Breaking down silos in the Dutch circular textiles value chain

DCTV established four “regional hubs” in different provinces of the Netherlands that stakeholders in and outside the industry can go to for questions on circular textiles. Each hub is focused on one key circular textiles issue: high-quality recycling technology, circular corporate clothing, circular brands and business models, and circular design and new (biobased) materials.  

The DCTV team published a database of 170 Dutch circular innovators from across the textiles value chain. This database can be filtered by different categories, making it easy for the industry to find the right innovator. It further marks the first step in assessing the size of the national market for circular textiles solution providers.  

We also hosted and participated in four events that brought together key stakeholders in circular textiles around knowledge-sharing and generating new solutions for the industry: the launching event of DCTV, Rethinking Fashion, the Circular Fashion Games, and the National Conference of the Circular Economy.

On-the-ground cooperation

In light of the covid-19 pandemic, the DCTV team put out a call for solution providers from other sectors to use the increasing amount of post-consumer textiles that are being stored in warehouses across the country as a result of the pandemic (20,000 bales of post-consumer clothes). The call received multiple reactions, and the DCTV team is currently judging which is the most feasible solution, matchmaking will happen over the next months.

provided with acceleration support

Increasing awareness of Dutch circular textile innovators on the market

DCTV provided acceleration support to 6 innovators: SaxCell, Lena the Fashion Library, Fast Feet Grinded, ICCT, Remo, Denim Deal and Ioniqa. 

The innovators database, publicly available for anyone to consult on the DCTV website, has received over 2,700 visits since it was first published in February 2020, 70% of which are from the Netherlands and 30% of which are from 67 other countries, providing the innovators with additional reach and exposure.

Elisa Jansen
Co-Owner Lena Library
DCTV has contributed to the final steps to launch a pay-per-use platform. They are also looking at the possibilities of sharing the knowledge and data of a circular business model with the wider network.

Critical feedback to the Dutch textiles value chain

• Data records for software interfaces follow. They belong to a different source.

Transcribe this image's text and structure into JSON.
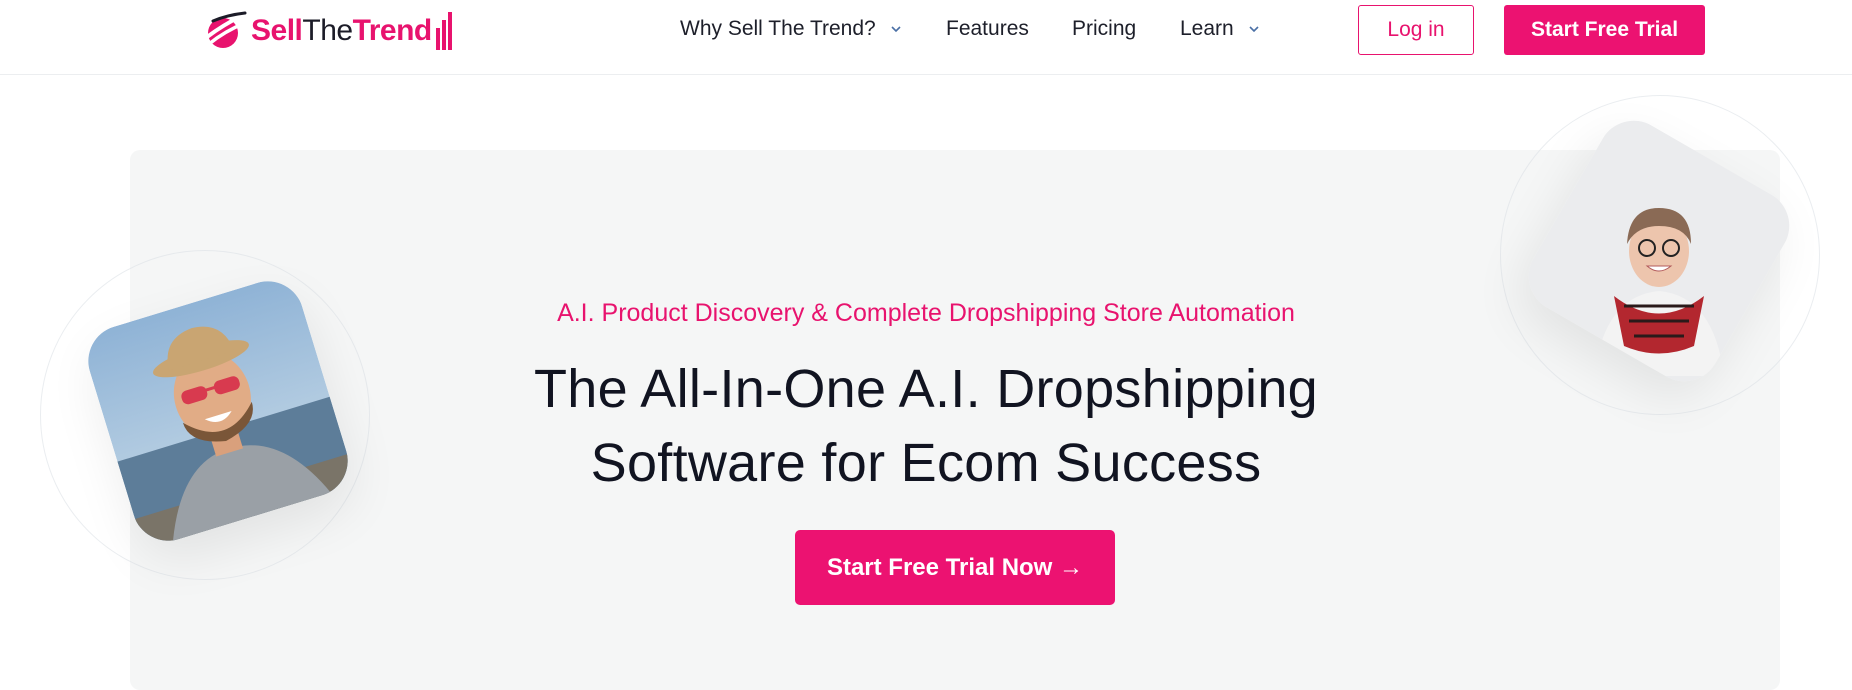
{
  "header": {
    "logo": {
      "sell": "Sell",
      "the": "The",
      "trend": "Trend"
    },
    "nav": [
      {
        "label": "Why Sell The Trend?",
        "has_dropdown": true
      },
      {
        "label": "Features",
        "has_dropdown": false
      },
      {
        "label": "Pricing",
        "has_dropdown": false
      },
      {
        "label": "Learn",
        "has_dropdown": true
      }
    ],
    "login_label": "Log in",
    "trial_label": "Start Free Trial"
  },
  "hero": {
    "subtitle": "A.I. Product Discovery & Complete Dropshipping Store Automation",
    "title_line1": "The All-In-One A.I. Dropshipping",
    "title_line2": "Software for Ecom Success",
    "cta_label": "Start Free Trial Now →"
  },
  "colors": {
    "brand_pink": "#e8136e",
    "hero_bg": "#f5f6f6",
    "text_dark": "#111421"
  },
  "icons": {
    "logo_mark": "swoosh-logo-icon",
    "dropdown": "chevron-down-icon"
  }
}
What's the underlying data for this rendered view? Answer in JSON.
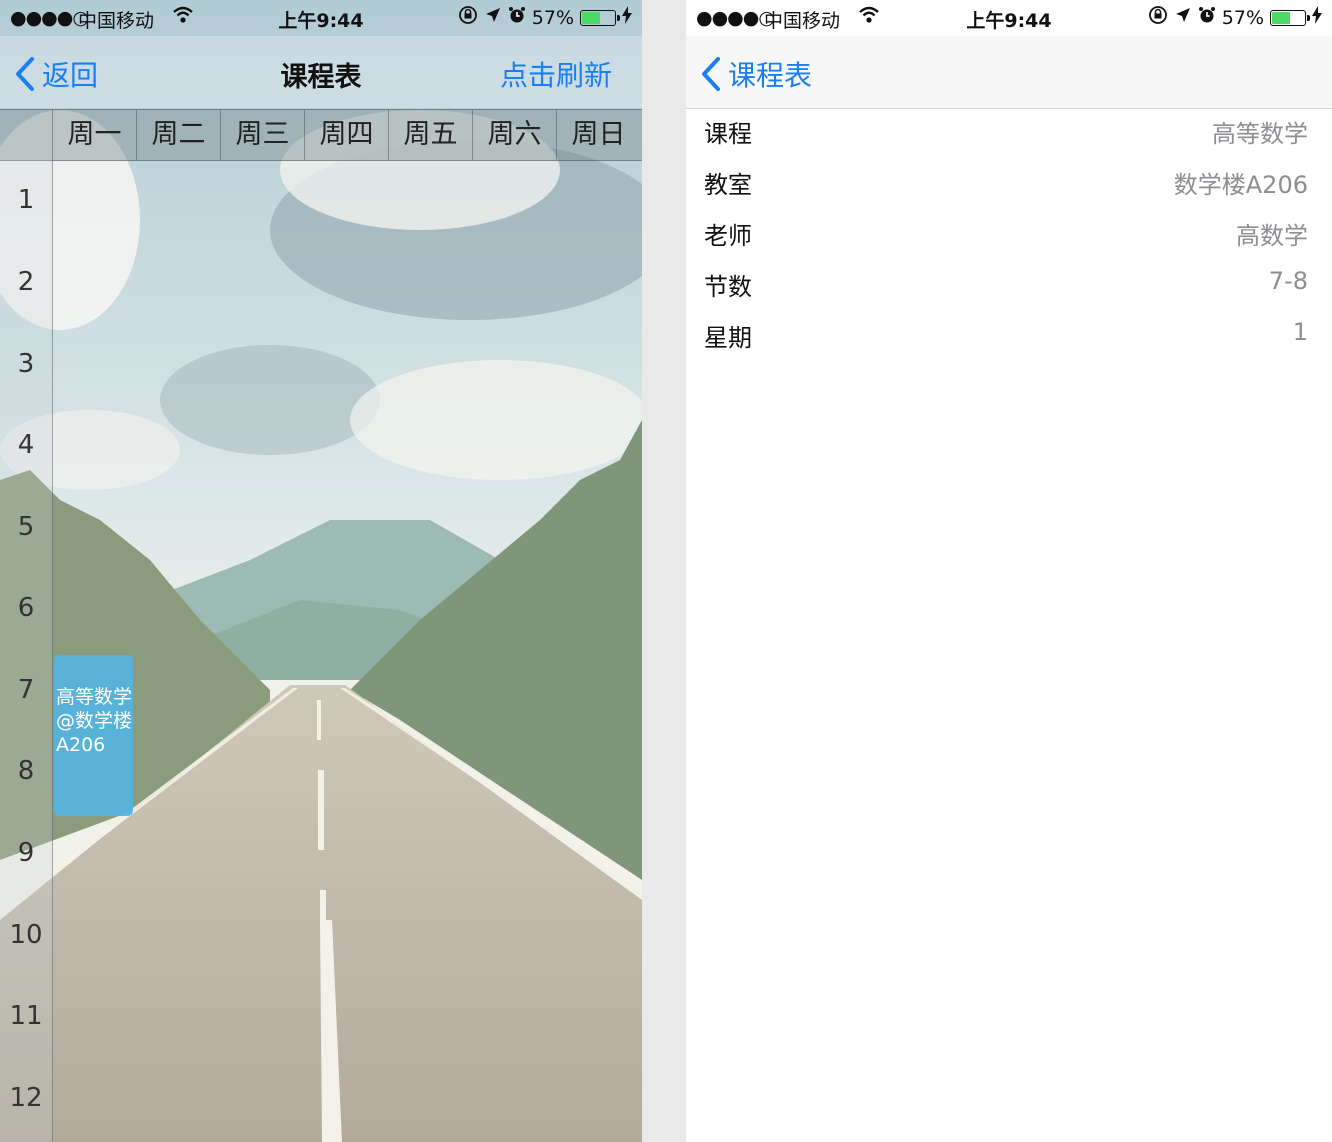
{
  "status_bar": {
    "signal": "●●●●○",
    "carrier": "中国移动",
    "wifi_icon": "wifi-icon",
    "time": "上午9:44",
    "battery": "57%",
    "battery_level": 0.57
  },
  "schedule_screen": {
    "nav": {
      "back_label": "返回",
      "title": "课程表",
      "refresh_label": "点击刷新"
    },
    "weekdays": [
      "周一",
      "周二",
      "周三",
      "周四",
      "周五",
      "周六",
      "周日"
    ],
    "periods": [
      "1",
      "2",
      "3",
      "4",
      "5",
      "6",
      "7",
      "8",
      "9",
      "10",
      "11",
      "12"
    ],
    "course": {
      "text": "高等数学@数学楼A206",
      "day": 1,
      "periods": "7-8"
    }
  },
  "detail_screen": {
    "nav": {
      "back_label": "课程表"
    },
    "rows": [
      {
        "label": "课程",
        "value": "高等数学"
      },
      {
        "label": "教室",
        "value": "数学楼A206"
      },
      {
        "label": "老师",
        "value": "高数学"
      },
      {
        "label": "节数",
        "value": "7-8"
      },
      {
        "label": "星期",
        "value": "1"
      }
    ]
  },
  "colors": {
    "accent": "#1a7ff2",
    "course_card": "#54b4e0",
    "battery_fill": "#4cd964"
  }
}
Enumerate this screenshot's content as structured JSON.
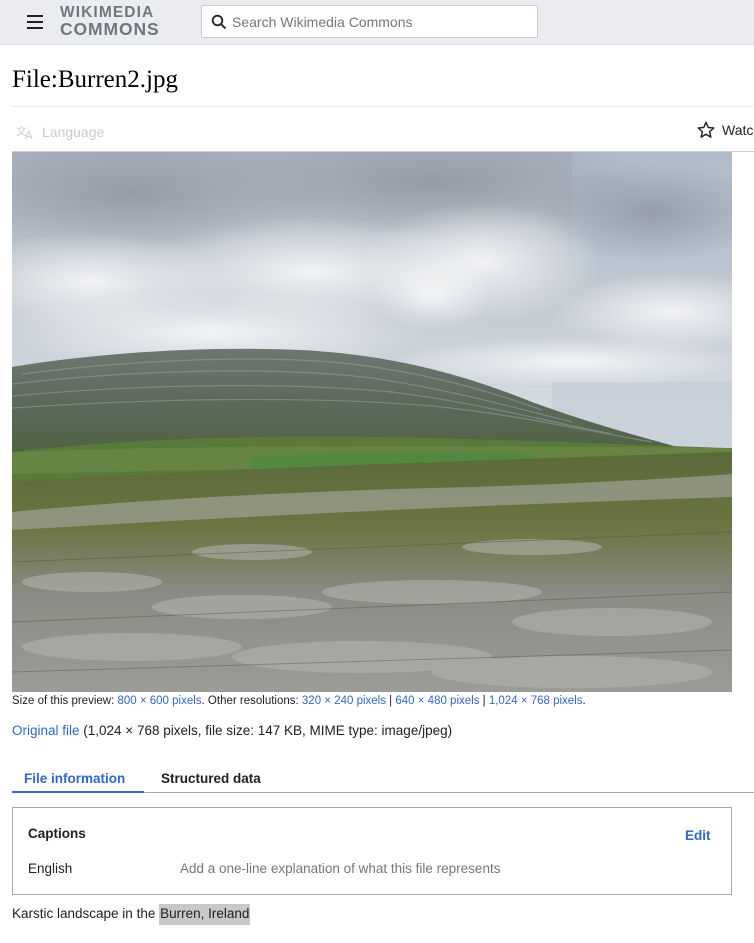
{
  "header": {
    "logo_line1": "WIKIMEDIA",
    "logo_line2": "COMMONS",
    "search_placeholder": "Search Wikimedia Commons",
    "icons": [
      "menu-icon",
      "search-icon"
    ]
  },
  "page": {
    "title": "File:Burren2.jpg"
  },
  "toolbar": {
    "language_label": "Language",
    "watch_label": "Watch",
    "icons": [
      "language-icon",
      "star-icon"
    ]
  },
  "image": {
    "alt": "Karstic landscape in the Burren, Ireland"
  },
  "resolutions": {
    "preview_prefix": "Size of this preview: ",
    "preview_link": "800 × 600 pixels",
    "other_prefix": ". Other resolutions: ",
    "res1": "320 × 240 pixels",
    "sep1": " | ",
    "res2": "640 × 480 pixels",
    "sep2": " | ",
    "res3": "1,024 × 768 pixels",
    "suffix": "."
  },
  "original": {
    "link": "Original file",
    "details": " (1,024 × 768 pixels, file size: 147 KB, MIME type: image/jpeg)"
  },
  "tabs": {
    "file_information": "File information",
    "structured_data": "Structured data"
  },
  "captions": {
    "heading": "Captions",
    "edit": "Edit",
    "language": "English",
    "placeholder": "Add a one-line explanation of what this file represents"
  },
  "description": {
    "text": "Karstic landscape in the ",
    "highlight": "Burren, Ireland"
  },
  "colors": {
    "header_bg": "#eaecf0",
    "link": "#3366cc",
    "text": "#202122",
    "muted": "#72777d"
  }
}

DCTV publicly responded to a national plan which is due to play a significant role in shaping the Dutch textiles industry: the Dutch Textile Sector Plan. The Sector Plan created by industry representatives Modint and Inretail proposed to introduce an Extended Producer Responsibility scheme in order to accelerate circularity by 2050. DCTV used its convening power to align partners and key players in forming a response to this plan, which played a role in increasing the national ambitions set for in the Dutch Textiles Policy Plan, also aimed at accelerating circularity by 2050. While the sector plan itself has not changed drastically as a result, we believe it’s important to push for more ambitious targets and to critically and publicly evaluate industry-wide and governmental plans to transition the industry.

An educational tool to understand the potential of textile fibers after first use

The Polyester Fibre Recycling overview was developed to shed light on the potential of this fibre after its first use. The spider diagram shows what happens after a polyester product is discarded into the textile collection bin, and importantly also shows what issues are present at these different points in the post-consumer supply chain– important issues that need attention in the circular textiles chain.

What's next?

In its second year, DCTV aims to build on the strong foundation which has been set to date, with an increased focus on driving on-the ground-action. Key activities will include accelerating four innovators and connecting these innovators to the Dutch and international end-markets. DCTV will also work towards matching 20 innovators with brands and clients as well as improving the uptake of circular innovations by delivering  circular trainings to Dutch brands.  


The ultimate design brief